Exercise prompt: Where does the word "JSON" appear in the entries below? Copy each line that holds it.

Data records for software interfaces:
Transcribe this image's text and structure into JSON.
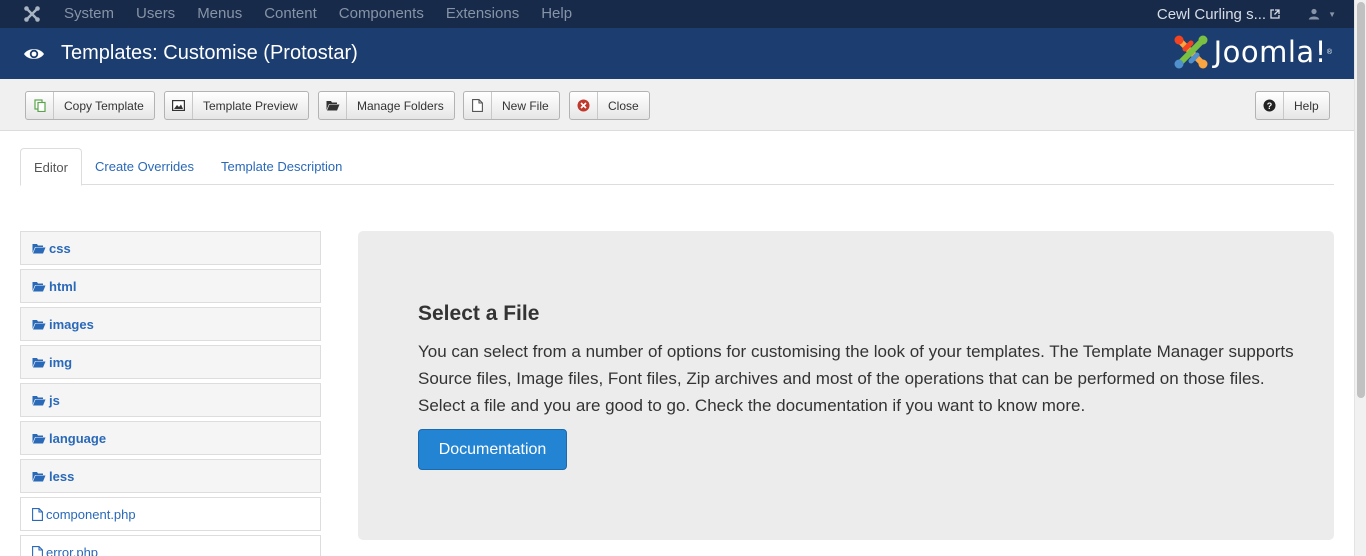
{
  "navbar": {
    "logo_icon": "joomla-icon",
    "menu": [
      "System",
      "Users",
      "Menus",
      "Content",
      "Components",
      "Extensions",
      "Help"
    ],
    "site_name": "Cewl Curling s...",
    "user_icon": "user-icon"
  },
  "header": {
    "title": "Templates: Customise (Protostar)",
    "brand": "Joomla!",
    "brand_mark": "®"
  },
  "toolbar": {
    "copy_template": "Copy Template",
    "template_preview": "Template Preview",
    "manage_folders": "Manage Folders",
    "new_file": "New File",
    "close": "Close",
    "help": "Help"
  },
  "tabs": {
    "editor": "Editor",
    "create_overrides": "Create Overrides",
    "template_description": "Template Description",
    "active": "Editor"
  },
  "tree": {
    "folders": [
      "css",
      "html",
      "images",
      "img",
      "js",
      "language",
      "less"
    ],
    "files": [
      "component.php",
      "error.php"
    ]
  },
  "main": {
    "heading": "Select a File",
    "description": "You can select from a number of options for customising the look of your templates. The Template Manager supports Source files, Image files, Font files, Zip archives and most of the operations that can be performed on those files. Select a file and you are good to go. Check the documentation if you want to know more.",
    "doc_button": "Documentation"
  },
  "colors": {
    "navbar": "#172a4a",
    "header": "#1c3d6f",
    "link": "#2a69b8",
    "primary_button": "#2384d3",
    "close_icon": "#c0392b"
  }
}
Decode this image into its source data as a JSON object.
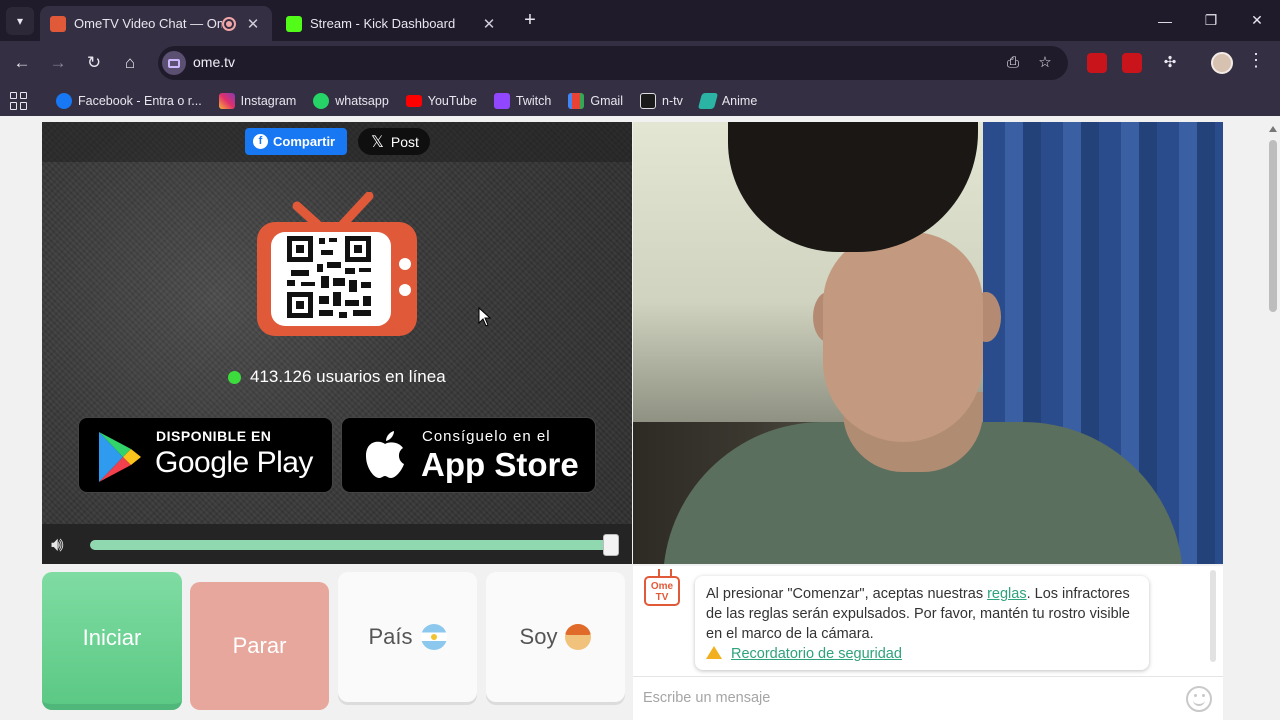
{
  "browser": {
    "tabs": [
      {
        "title": "OmeTV Video Chat — Ome",
        "active": true
      },
      {
        "title": "Stream - Kick Dashboard",
        "active": false
      }
    ],
    "url": "ome.tv",
    "bookmarks": [
      {
        "label": "Facebook - Entra o r...",
        "icon": "facebook-icon",
        "color": "#1877f2"
      },
      {
        "label": "Instagram",
        "icon": "instagram-icon",
        "color": "#e1306c"
      },
      {
        "label": "whatsapp",
        "icon": "whatsapp-icon",
        "color": "#25d366"
      },
      {
        "label": "YouTube",
        "icon": "youtube-icon",
        "color": "#ff0000"
      },
      {
        "label": "Twitch",
        "icon": "twitch-icon",
        "color": "#9146ff"
      },
      {
        "label": "Gmail",
        "icon": "gmail-icon",
        "color": "#ea4335"
      },
      {
        "label": "n-tv",
        "icon": "ntv-icon",
        "color": "#1b1b1b"
      },
      {
        "label": "Anime",
        "icon": "anime-icon",
        "color": "#2bb3a3"
      }
    ]
  },
  "video_left": {
    "share_label": "Compartir",
    "post_label": "Post",
    "online_text": "413.126 usuarios en línea",
    "google_play": {
      "small": "DISPONIBLE EN",
      "big": "Google Play"
    },
    "app_store": {
      "small": "Consíguelo en el",
      "big": "App Store"
    },
    "volume_percent": 100
  },
  "controls": {
    "start_label": "Iniciar",
    "stop_label": "Parar",
    "country_label": "País",
    "gender_label": "Soy"
  },
  "chat": {
    "logo_text": "Ome TV",
    "message_part1": "Al presionar \"Comenzar\", aceptas nuestras ",
    "rules_link": "reglas",
    "message_part2": ". Los infractores de las reglas serán expulsados. Por favor, mantén tu rostro visible en el marco de la cámara.",
    "safety_link": "Recordatorio de seguridad",
    "input_placeholder": "Escribe un mensaje"
  },
  "colors": {
    "accent_green": "#5cc985",
    "stop_red": "#e7a79c",
    "link_green": "#2ea27a",
    "facebook_blue": "#1877f2"
  }
}
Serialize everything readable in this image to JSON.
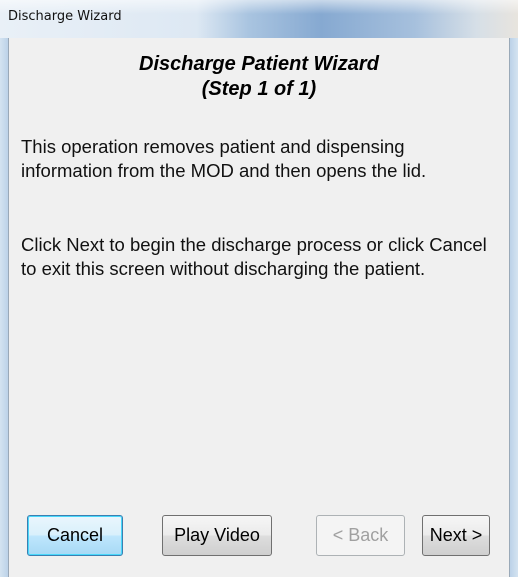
{
  "window": {
    "title": "Discharge Wizard"
  },
  "wizard": {
    "heading_line1": "Discharge Patient Wizard",
    "heading_line2": "(Step 1 of 1)",
    "paragraph1": "This operation removes patient and dispensing information from the MOD and then opens the lid.",
    "paragraph2": "Click Next to begin the discharge process or click Cancel to exit this screen without discharging the patient."
  },
  "buttons": {
    "cancel": "Cancel",
    "play_video": "Play Video",
    "back": "< Back",
    "next": "Next >"
  },
  "colors": {
    "focused_button_border": "#3c7fb1",
    "disabled_text": "#a0a0a0",
    "client_background": "#f0f0f0"
  }
}
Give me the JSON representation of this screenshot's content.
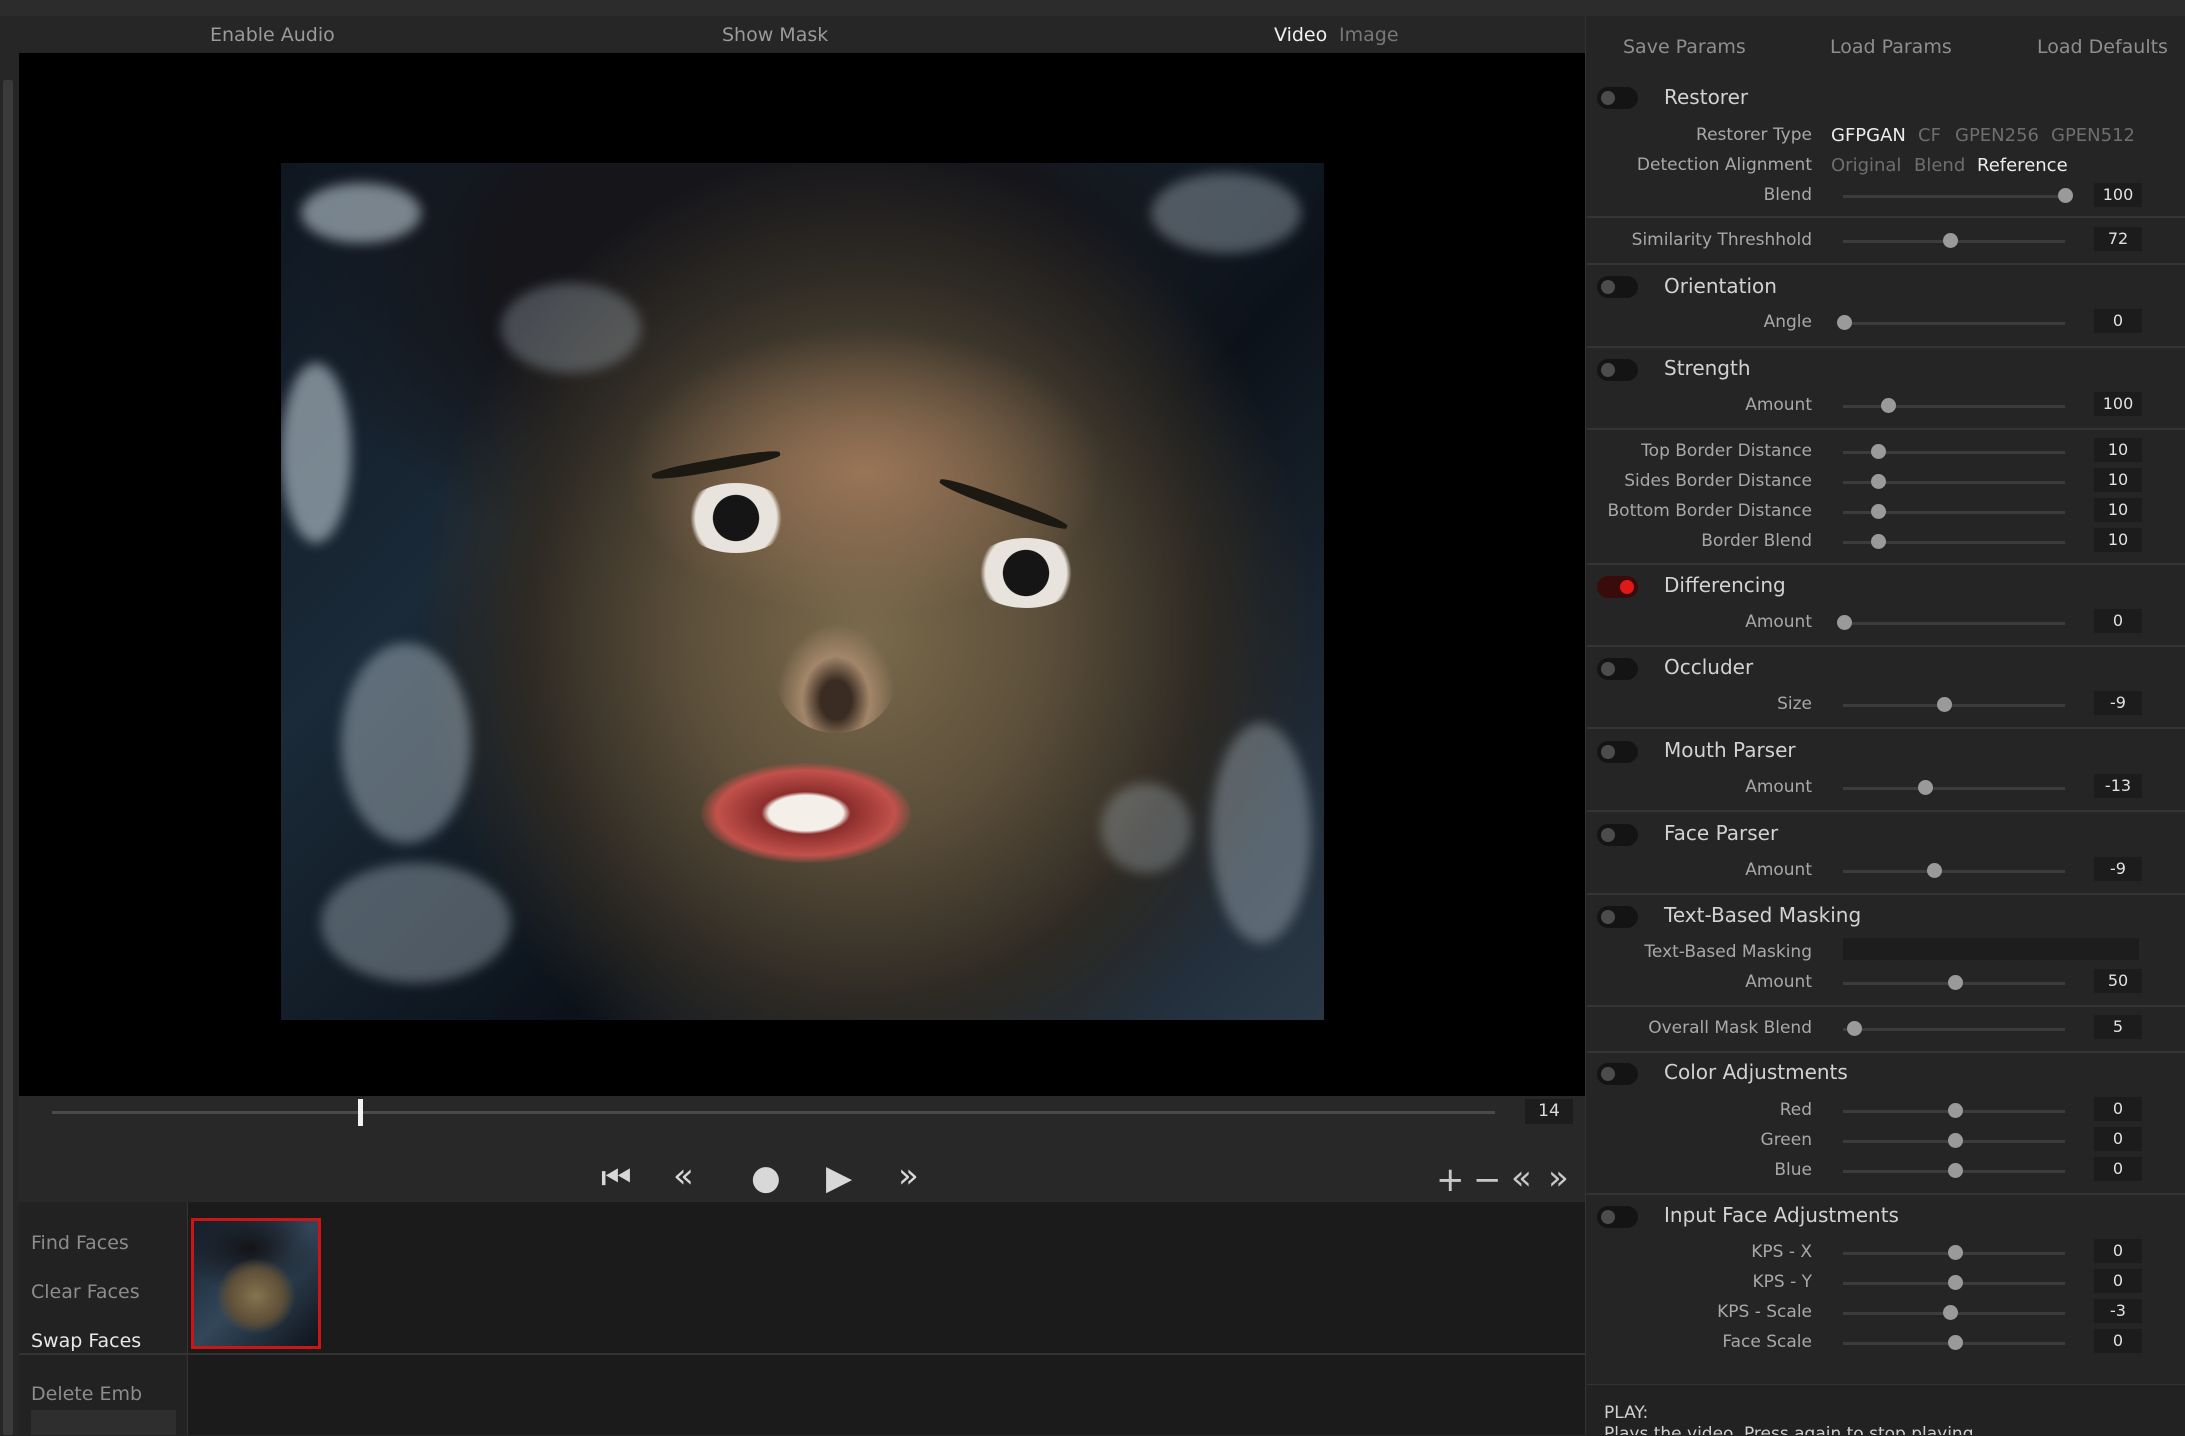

Response area:
Transcribe this image's text and structure into JSON.
Decode this image into its source data as a JSON object.
Serialize everything readable in this image to JSON.
Give me the JSON representation of this screenshot's content.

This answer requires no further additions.